Traditions like Royal Oak day
The Royal Oak is the English oak tree within which King Charles II of England hid to escape the Roundheads following the Battle of Worcester in 1651.
Nick Griffin MEP, has recently been asked if he would, as part of the Diamond Jubilee Celebrations, press for the restoration of Royal Oak Day as a public holiday.
Before printing the response from Mr Griffin’s Constituency Outreach office, here is a little history about Royal Oak Day:
The Oak tree was located in Boscobel Wood, which was part of the park of Boscobel House. This was confirmed by Charles to Samuel Pepys in 1680, when he stated that while he was hiding in the tree, a Parliamentarian soldier passed directly below it.
The story was popular after the Restoration, and has been remembered every year in the English traditions of Royal Oak Day. Numerous large dishes painted in slip with the Boscobel Oak, supported by the Lion and Unicorn, with the king's face peeping from the branches were made by the Staffordshire potter Thomas Toft.
Some traditions and information about Royal Oak Day courtesy of the http://royaloakday.org.uk.
Oak Sprigs are traditionally worn on Royal Oak Day and Oak branches can be found placed around statues of Charles II on this day. Plum Pudding washed down with a Royal Oak Ale, especially in a Royal Oak Inn, is traditional in England on this day.
Enjoying art and poetry, dances and songs and theatre are also traditional ways to celebrate, and there is a tradition of beautiful Pottery decorated with the Royal Oak.
The route Charles II took in his escape is known as Monarch's Way. It is now a popular long distance walk around the 29th May (but is not yet connected to the London underground).
There was also a special prayer commemorating the Restoration of Charles II.
In the Diary of John Evelyn under the date of May 29th, 1665, is the following statement: —
"This was the first anniversary appointed by Act of Parliament to be observed as a day of General Thanksgiving for the miraculous restoration of His Majesty: our vicar preaching on Psalm cxviii., 24, requiring us to be thankful and rejoice, as indeed we had cause".
This commemorative prayer and thus our national Royal Oak holiday was removed from the Prayer Book in 1859. Dr Eichhorn an expert on trees, recently made a video entitled "Oak - a very English Tree". But his suggestion that St George is "a peculiar national symbol" with "no particular associations with England" is incorrect. Charles II's Restoration was completed on St. George's Day, at his English Coronation in 1661.
Thank you for your email regarding the restoration of Royal Oak Day as a public holiday, on the 29th May.
Mr Griffin has asked me to reply to you on his behalf.

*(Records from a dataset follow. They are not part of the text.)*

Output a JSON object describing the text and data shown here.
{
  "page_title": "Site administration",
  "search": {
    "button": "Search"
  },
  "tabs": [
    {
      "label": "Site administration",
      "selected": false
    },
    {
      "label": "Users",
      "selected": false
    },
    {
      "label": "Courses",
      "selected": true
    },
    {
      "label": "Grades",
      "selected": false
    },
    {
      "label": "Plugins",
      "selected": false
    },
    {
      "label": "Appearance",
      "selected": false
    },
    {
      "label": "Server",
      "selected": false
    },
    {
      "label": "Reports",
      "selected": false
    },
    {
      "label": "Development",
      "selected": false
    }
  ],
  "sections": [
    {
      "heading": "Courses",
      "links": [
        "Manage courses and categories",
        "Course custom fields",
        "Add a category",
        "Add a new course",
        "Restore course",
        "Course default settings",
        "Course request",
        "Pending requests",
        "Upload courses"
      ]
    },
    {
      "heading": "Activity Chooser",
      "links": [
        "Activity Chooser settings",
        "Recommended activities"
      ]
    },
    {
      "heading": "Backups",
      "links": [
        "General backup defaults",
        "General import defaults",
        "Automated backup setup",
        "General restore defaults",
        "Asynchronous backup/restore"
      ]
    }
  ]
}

As a British National Party MEP, Mr Griffin is keen to support initiatives which preserve and celebrate English cultural heritage.
Nick Griffin and the British National Party have, for example, been campaigning for St George’s Day to be a national holiday for many years. The Party celebrates St George’s Day with a variety of social events across the country, in an effort to maintain English identity, culture and tradition. In recent years, Mr Griffin has also been able to offer community groups in his North West of England European constituency the opportunity to apply for funding from his English Fair Fund (to which he donates 10 per cent of his monthly European Parliament salary) to help with their St George’s Day event costs.
In his capacity as an MEP, Nick Griffin has submitted a Written Declaration to the European Parliament urging Member States to declare their National Saints’ Days to be public holidays, marked publicly by the flying of their respective Saint’s flag on all public buildings. He is also utilising his MEP communications budget to fund his campaign to have St George’s Day declared a national holiday in England. (I attach a copy of the leaflet for your information.)
Please be assured that Mr Griffin will continue to do all he can to ensure that Britain’s cultural heritage is preserved and celebrated.